The Boston Globe
David Weininger
November 25, 2019

The title of the Boston Modern Orchestra Project’s Saturday concert at Jordan Hall, “Klezmer Madness,” accurately represented half of its program. That portion consisted of two recent concertos for clarinet and orchestra that were audibly steeped in klezmer, the folk music of Eastern European Jews. Both pieces also featured the outstanding klezmer clarinetist David Krakauer, an ideal guide to the contemporary state of klezmer, who brought their solo parts thrillingly to life in performance.

Bookending the concertos were two orchestral works by the Israeli-born  composer Avner Dorman. They possessed their own virtues but had nothing to do with klezmer. Still, BMOP can be forgiven for this bit of false advertising given the typically ambitious nature of the program: four very different works given committed and energetic readings by this intrepid ensemble under Gil Rose’s sure direction.

Opening the evening was Dorman’s “Uriah” (2009), a terse, blistering tone poem on the biblical story of King David and Bathsheba from the point of view of Bathsheba’s husband, Uriah the Hittite, who is sent by the king into battle (and to his death) after Bathsheba becomes pregnant with David’s child. The piece begins with an outburst of dissonance, and there is an undertone of violence even in its softer moments. Uriah’s death at the hands of enemy soldiers is marked by grinding chords and percussion, but the piece is best heard not as a narrative but as a general indictment of the story’s cruelty, which comes through in the anguished string melody that follows.

Almost as impressive was Dorman’s “Ellef Symphony,” named for the Hebrew word meaning one thousand. The first three of its four movements are based on war poems by Jewish poets from the previous millennium. A simple four-note musical motive knits them together. The music moves from foreboding to violence to elegiac sadness in a way that’s more obvious (and slightly less effective) than in “Uriah,” though it’s orchestrated with punch and imagination. The fourth movement pulls back from the angst and offers a calmer space intended to represent the possibility of peace. Yet perhaps because of what’s come before, and the present millennium’s sorry track record in this regard, it sounded to my ears like an uneasy (and at best temporary) reprieve.

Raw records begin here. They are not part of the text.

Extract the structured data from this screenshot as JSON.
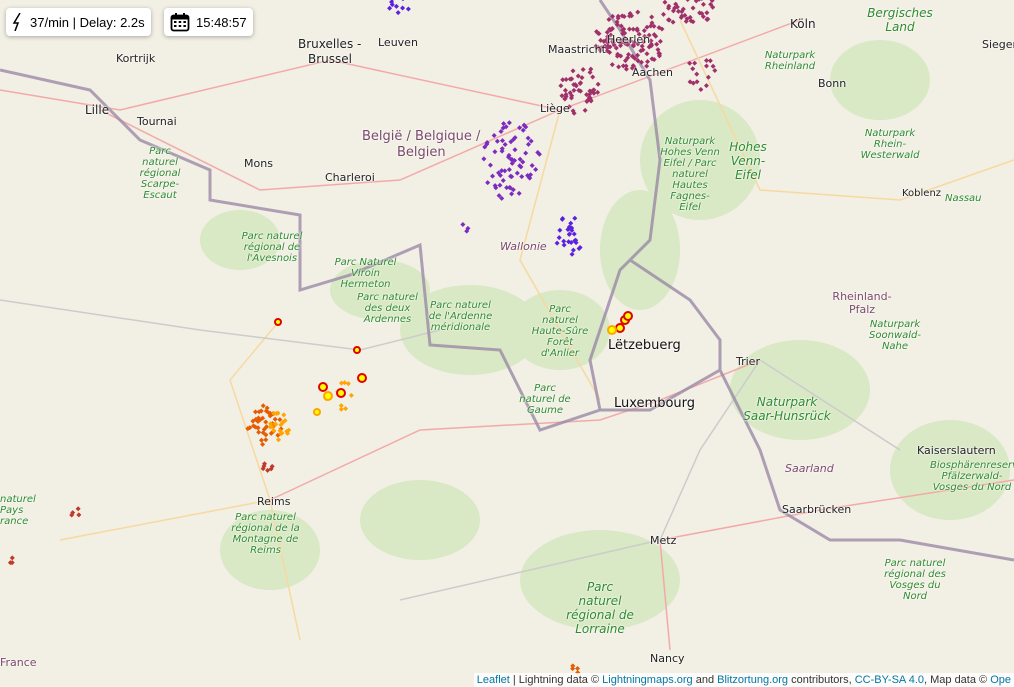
{
  "controls": {
    "rate": "37/min | Delay: 2.2s",
    "time": "15:48:57",
    "rate_icon": "lightning-icon",
    "time_icon": "calendar-icon"
  },
  "strike_colors": {
    "newest": "#ffff00",
    "new": "#ffa500",
    "mid": "#e65c00",
    "older": "#c0392b",
    "old": "#a0306a",
    "oldest": "#7b2cbf",
    "ancient": "#5b21e0"
  },
  "labels": {
    "bruxelles": "Bruxelles -",
    "brussel": "Brussel",
    "leuven": "Leuven",
    "kortrijk": "Kortrijk",
    "lille": "Lille",
    "tournai": "Tournai",
    "mons": "Mons",
    "charleroi": "Charleroi",
    "maastricht": "Maastricht",
    "heerlen": "Heerlen",
    "aachen": "Aachen",
    "koln": "Köln",
    "bergisches": "Bergisches Land",
    "siegen": "Siegen",
    "bonn": "Bonn",
    "np_rheinland": "Naturpark Rheinland",
    "belgie": "België / Belgique /",
    "belgien": "Belgien",
    "liege": "Liège",
    "np_venn": "Naturpark Hohes Venn Eifel / Parc naturel Hautes Fagnes-Eifel",
    "hohes_venn": "Hohes Venn-Eifel",
    "np_rhein_westerwald": "Naturpark Rhein-Westerwald",
    "koblenz": "Koblenz",
    "nassau": "Nassau",
    "wallonie": "Wallonie",
    "pnr_scarpe": "Parc naturel régional Scarpe-Escaut",
    "pnr_avesnois": "Parc naturel régional de l'Avesnois",
    "pn_viroin": "Parc Naturel Viroin Hermeton",
    "pn_ardennes": "Parc naturel des deux Ardennes",
    "pn_ardenne_merid": "Parc naturel de l'Ardenne méridionale",
    "pn_haute_sure": "Parc naturel Haute-Sûre Forêt d'Anlier",
    "letzebuerg": "Lëtzebuerg",
    "luxembourg": "Luxembourg",
    "pn_gaume": "Parc naturel de Gaume",
    "rheinland_pfalz": "Rheinland-Pfalz",
    "np_soonwald": "Naturpark Soonwald-Nahe",
    "trier": "Trier",
    "np_saar": "Naturpark Saar-Hunsrück",
    "saarland": "Saarland",
    "kaiserslautern": "Kaiserslautern",
    "biosphere": "Biosphärenreservat Pfälzerwald-Vosges du Nord",
    "saarbrucken": "Saarbrücken",
    "metz": "Metz",
    "pnr_vosges": "Parc naturel régional des Vosges du Nord",
    "pnr_lorraine": "Parc naturel régional de Lorraine",
    "nancy": "Nancy",
    "reims": "Reims",
    "pnr_reims": "Parc naturel régional de la Montagne de Reims",
    "pnr_pays": "naturel Pays rance",
    "france": "France"
  },
  "attribution": {
    "leaflet": "Leaflet",
    "sep": " | Lightning data © ",
    "lightningmaps": "Lightningmaps.org",
    "and": " and ",
    "blitzortung": "Blitzortung.org",
    "contributors": " contributors, ",
    "license": "CC-BY-SA 4.0",
    "mapdata": ", Map data © ",
    "osm": "Ope"
  }
}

The two concertos were Mathew Rosenblum’s “Lament/Witches’ Sabbath” (2017) and Wlad Marhulets’ Concerto for Klezmer Clarinet (2008). Rosenblum’s work is grounded in his grandmother’s harrowing story of escaping from Ukraine in 1919. The piece weaves together recordings of his grandmother, as well as field recordings of Jewish and Ukrainian laments, with the orchestra and Krakauer’s clarinet. For good measure, there are musical references to the phantasmagorical last movement of Berlioz’s “Symphonie Fantastique.”

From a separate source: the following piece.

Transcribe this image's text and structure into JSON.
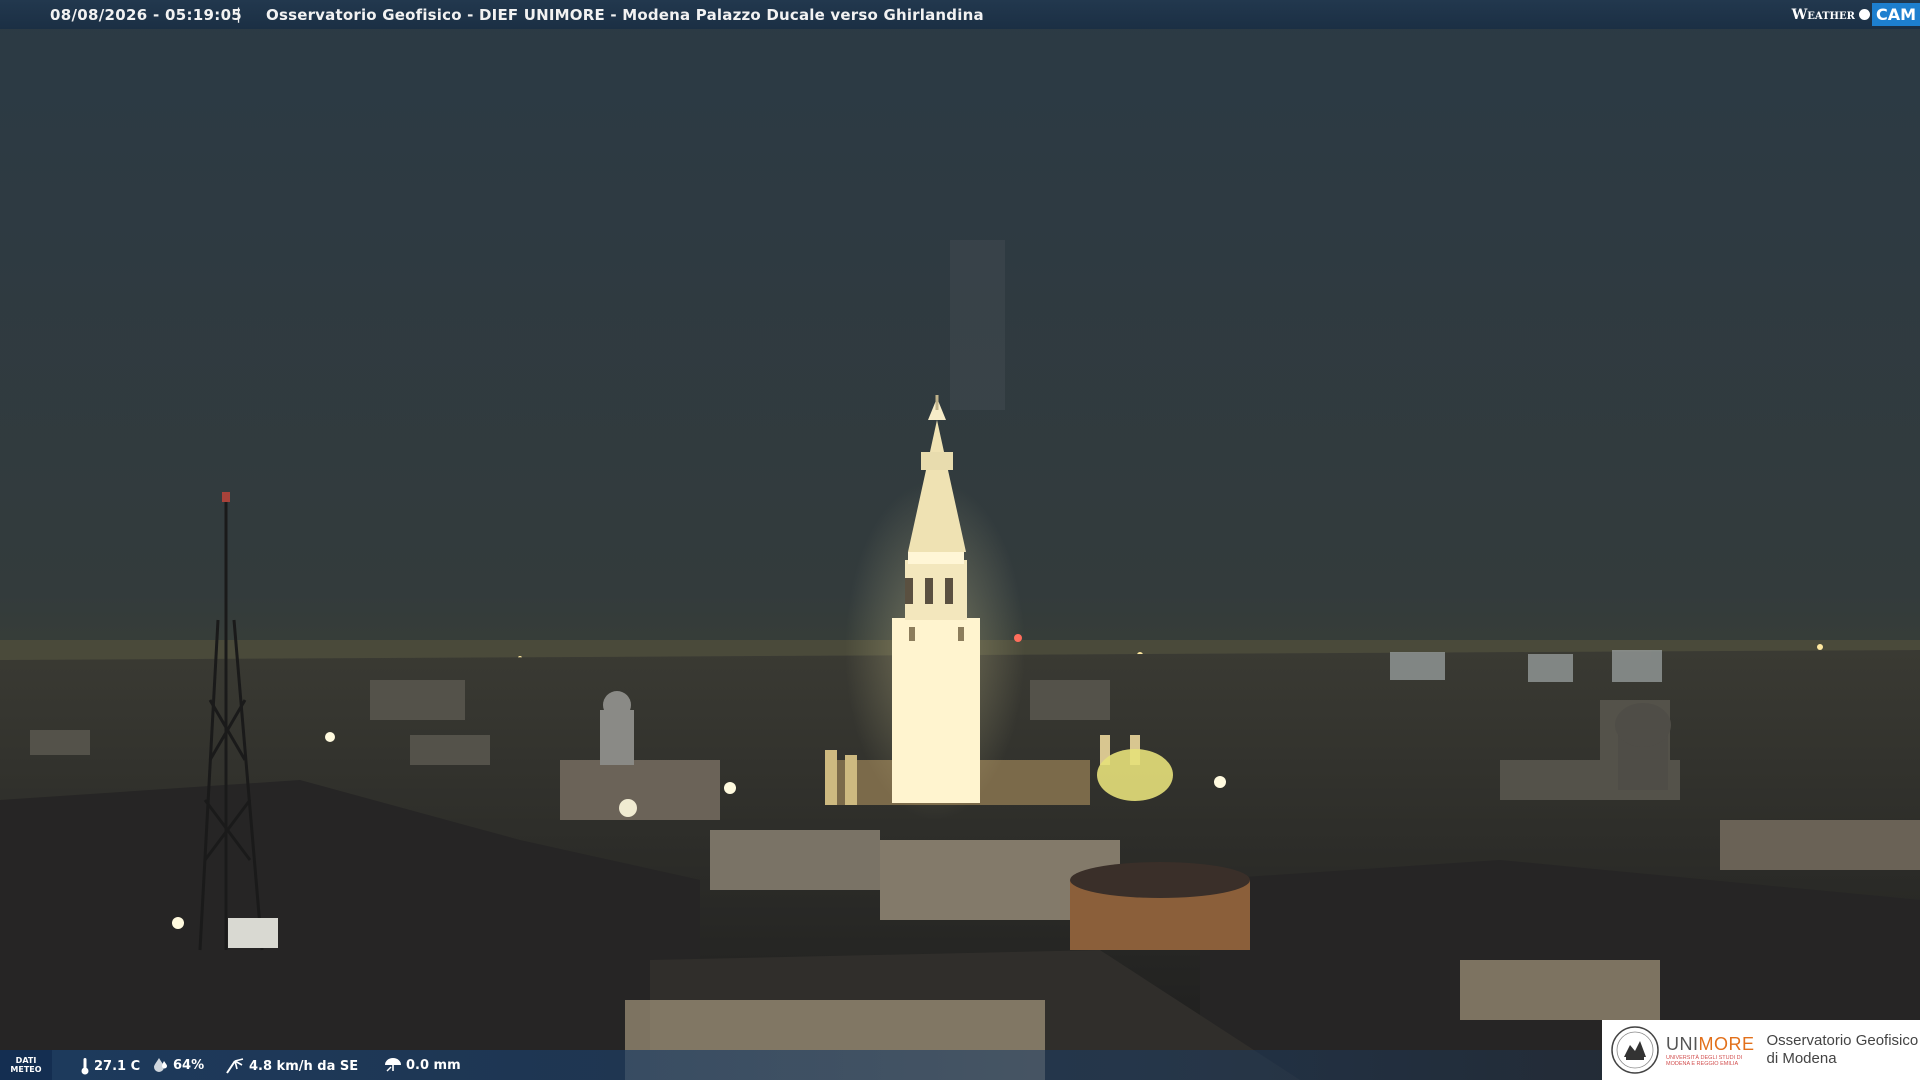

That’s a lot of conceptual material for a single piece, and the musical surface reflects this, with so much information sometimes vying for the listener’s ear that it can be difficult to absorb. Fortunately, the sound of Krakauer’s instrument — keening, awash in bent notes and ornamentation — cuts through the texture at every junction, pairing brilliantly with Rosenblum’s microtonally accented language. A blazing cadenza for the soloist unleashed a stew of sorrow and incantation: here was the madness advertised in the concert’s title.

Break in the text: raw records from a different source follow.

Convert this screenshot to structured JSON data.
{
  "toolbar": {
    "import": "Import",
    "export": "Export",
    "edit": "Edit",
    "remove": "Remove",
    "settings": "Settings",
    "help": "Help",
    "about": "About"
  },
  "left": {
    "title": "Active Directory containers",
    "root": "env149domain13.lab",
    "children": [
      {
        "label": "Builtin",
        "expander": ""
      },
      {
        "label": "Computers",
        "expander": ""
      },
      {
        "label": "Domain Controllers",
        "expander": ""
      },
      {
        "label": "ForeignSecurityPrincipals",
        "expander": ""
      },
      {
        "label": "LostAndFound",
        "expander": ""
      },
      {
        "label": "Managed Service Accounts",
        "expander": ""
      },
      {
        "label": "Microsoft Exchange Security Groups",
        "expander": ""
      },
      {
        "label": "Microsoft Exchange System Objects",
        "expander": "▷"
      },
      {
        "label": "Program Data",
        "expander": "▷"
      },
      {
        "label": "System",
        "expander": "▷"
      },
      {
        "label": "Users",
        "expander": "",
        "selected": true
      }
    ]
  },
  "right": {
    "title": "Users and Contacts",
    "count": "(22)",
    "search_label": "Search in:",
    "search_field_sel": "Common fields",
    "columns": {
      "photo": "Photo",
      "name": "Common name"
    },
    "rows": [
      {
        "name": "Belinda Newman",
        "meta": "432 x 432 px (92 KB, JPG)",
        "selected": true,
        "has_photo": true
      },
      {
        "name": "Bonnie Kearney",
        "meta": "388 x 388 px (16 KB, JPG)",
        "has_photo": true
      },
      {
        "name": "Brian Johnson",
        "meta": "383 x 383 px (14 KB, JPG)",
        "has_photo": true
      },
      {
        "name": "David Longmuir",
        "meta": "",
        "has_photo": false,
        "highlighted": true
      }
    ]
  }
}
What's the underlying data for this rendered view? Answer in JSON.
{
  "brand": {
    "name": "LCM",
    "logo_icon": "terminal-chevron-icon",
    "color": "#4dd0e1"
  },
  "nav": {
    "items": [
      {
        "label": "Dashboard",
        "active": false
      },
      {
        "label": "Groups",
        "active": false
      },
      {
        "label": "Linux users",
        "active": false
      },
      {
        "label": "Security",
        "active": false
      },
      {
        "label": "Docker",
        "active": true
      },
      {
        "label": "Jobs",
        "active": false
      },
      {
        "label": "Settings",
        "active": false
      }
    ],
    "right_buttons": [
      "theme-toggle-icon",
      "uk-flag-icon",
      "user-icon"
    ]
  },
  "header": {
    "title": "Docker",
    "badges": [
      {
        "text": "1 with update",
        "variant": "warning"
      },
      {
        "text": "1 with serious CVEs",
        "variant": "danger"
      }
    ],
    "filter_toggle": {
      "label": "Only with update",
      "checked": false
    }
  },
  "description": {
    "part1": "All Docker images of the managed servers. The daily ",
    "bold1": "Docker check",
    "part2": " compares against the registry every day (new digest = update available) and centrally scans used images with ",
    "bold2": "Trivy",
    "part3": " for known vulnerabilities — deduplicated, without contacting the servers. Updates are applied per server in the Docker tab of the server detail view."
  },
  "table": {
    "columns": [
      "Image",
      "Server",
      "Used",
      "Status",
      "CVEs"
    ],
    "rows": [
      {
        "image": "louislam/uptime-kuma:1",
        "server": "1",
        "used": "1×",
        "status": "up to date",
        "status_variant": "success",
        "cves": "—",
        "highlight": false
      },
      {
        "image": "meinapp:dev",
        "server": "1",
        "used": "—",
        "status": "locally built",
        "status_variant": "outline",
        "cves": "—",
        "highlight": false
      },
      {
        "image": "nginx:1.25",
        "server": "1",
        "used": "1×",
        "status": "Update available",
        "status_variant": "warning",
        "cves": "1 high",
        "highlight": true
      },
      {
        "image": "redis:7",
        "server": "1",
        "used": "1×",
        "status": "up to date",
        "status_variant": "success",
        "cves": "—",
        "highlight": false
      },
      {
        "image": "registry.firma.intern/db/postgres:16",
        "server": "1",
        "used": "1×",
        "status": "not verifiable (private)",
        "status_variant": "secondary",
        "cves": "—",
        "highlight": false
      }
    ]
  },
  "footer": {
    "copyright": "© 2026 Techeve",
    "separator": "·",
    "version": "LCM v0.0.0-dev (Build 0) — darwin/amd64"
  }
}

Marhulets’ concerto is more modest in ambition, a three-movement work full of conventional klezmer-style melodies and rhythms. Marhulets’ experience as a film composer is apparent throughout, and one cheesy yet entertaining passage sounds, in the words of the program note, like “the soundtrack to a ’70s police thriller scene.” It’s not a particularly involving piece, but it’s well scored and offered Krakauer the opportunity to put the soulful, lyrical side of his artistry on display.